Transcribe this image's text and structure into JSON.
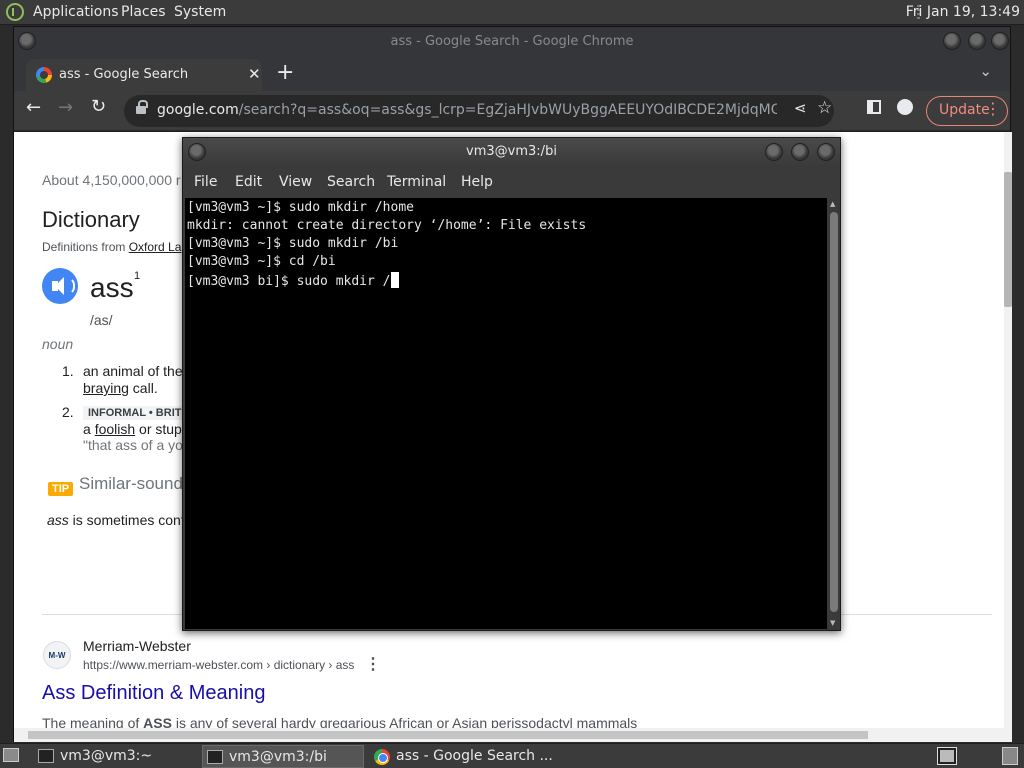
{
  "top_panel": {
    "menus": [
      "Applications",
      "Places",
      "System"
    ],
    "clock": "Fri Jan 19, 13:49"
  },
  "chrome": {
    "window_title": "ass - Google Search - Google Chrome",
    "tab_title": "ass - Google Search",
    "url_host": "google.com",
    "url_rest": "/search?q=ass&oq=ass&gs_lcrp=EgZjaHJvbWUyBggAEEUYOdIBCDE2MjdqMGo3qAIAs…",
    "update_label": "Update"
  },
  "page": {
    "result_stats": "About 4,150,000,000 r",
    "dictionary_heading": "Dictionary",
    "definitions_from": "Definitions from ",
    "definitions_source": "Oxford La",
    "word": "ass",
    "word_superscript": "1",
    "phonetic": "/as/",
    "part_of_speech": "noun",
    "def1_number": "1.",
    "def1_text": "an animal of the",
    "def1_link": "braying",
    "def1_tail": " call.",
    "def2_number": "2.",
    "def2_tag": "INFORMAL • BRIT",
    "def2_prefix": "a ",
    "def2_link": "foolish",
    "def2_tail": " or stup",
    "def2_example": "\"that ass of a yo",
    "tip_badge": "TIP",
    "tip_heading": "Similar-sound",
    "tip_word": "ass",
    "tip_text": " is sometimes conf",
    "mw_logo": "M-W",
    "mw_name": "Merriam-Webster",
    "mw_url": "https://www.merriam-webster.com › dictionary › ass",
    "mw_title": "Ass Definition & Meaning",
    "mw_snippet_prefix": "The meaning of ",
    "mw_snippet_bold": "ASS",
    "mw_snippet_tail": " is any of several hardy gregarious African or Asian perissodactyl mammals"
  },
  "terminal": {
    "title": "vm3@vm3:/bi",
    "menus": [
      "File",
      "Edit",
      "View",
      "Search",
      "Terminal",
      "Help"
    ],
    "lines": [
      "[vm3@vm3 ~]$ sudo mkdir /home",
      "mkdir: cannot create directory ‘/home’: File exists",
      "[vm3@vm3 ~]$ sudo mkdir /bi",
      "[vm3@vm3 ~]$ cd /bi",
      "[vm3@vm3 bi]$ sudo mkdir /"
    ]
  },
  "taskbar": {
    "tasks": [
      "vm3@vm3:~",
      "vm3@vm3:/bi",
      "ass - Google Search ..."
    ]
  }
}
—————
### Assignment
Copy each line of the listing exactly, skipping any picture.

### Solution to this task
Transcribe this image's text and structure into JSON.
{
  "top_panel": {
    "menus": [
      "Applications",
      "Places",
      "System"
    ],
    "clock": "Fri Jan 19, 13:49"
  },
  "chrome": {
    "window_title": "ass - Google Search - Google Chrome",
    "tab_title": "ass - Google Search",
    "url_host": "google.com",
    "url_rest": "/search?q=ass&oq=ass&gs_lcrp=EgZjaHJvbWUyBggAEEUYOdIBCDE2MjdqMGo3qAIAs…",
    "update_label": "Update"
  },
  "page": {
    "result_stats": "About 4,150,000,000 r",
    "dictionary_heading": "Dictionary",
    "definitions_from": "Definitions from ",
    "definitions_source": "Oxford La",
    "word": "ass",
    "word_superscript": "1",
    "phonetic": "/as/",
    "part_of_speech": "noun",
    "def1_number": "1.",
    "def1_text": "an animal of the",
    "def1_link": "braying",
    "def1_tail": " call.",
    "def2_number": "2.",
    "def2_tag": "INFORMAL • BRIT",
    "def2_prefix": "a ",
    "def2_link": "foolish",
    "def2_tail": " or stup",
    "def2_example": "\"that ass of a yo",
    "tip_badge": "TIP",
    "tip_heading": "Similar-sound",
    "tip_word": "ass",
    "tip_text": " is sometimes conf",
    "mw_logo": "M-W",
    "mw_name": "Merriam-Webster",
    "mw_url": "https://www.merriam-webster.com › dictionary › ass",
    "mw_title": "Ass Definition & Meaning",
    "mw_snippet_prefix": "The meaning of ",
    "mw_snippet_bold": "ASS",
    "mw_snippet_tail": " is any of several hardy gregarious African or Asian perissodactyl mammals"
  },
  "terminal": {
    "title": "vm3@vm3:/bi",
    "menus": [
      "File",
      "Edit",
      "View",
      "Search",
      "Terminal",
      "Help"
    ],
    "lines": [
      "[vm3@vm3 ~]$ sudo mkdir /home",
      "mkdir: cannot create directory ‘/home’: File exists",
      "[vm3@vm3 ~]$ sudo mkdir /bi",
      "[vm3@vm3 ~]$ cd /bi",
      "[vm3@vm3 bi]$ sudo mkdir /"
    ]
  },
  "taskbar": {
    "tasks": [
      "vm3@vm3:~",
      "vm3@vm3:/bi",
      "ass - Google Search ..."
    ]
  }
}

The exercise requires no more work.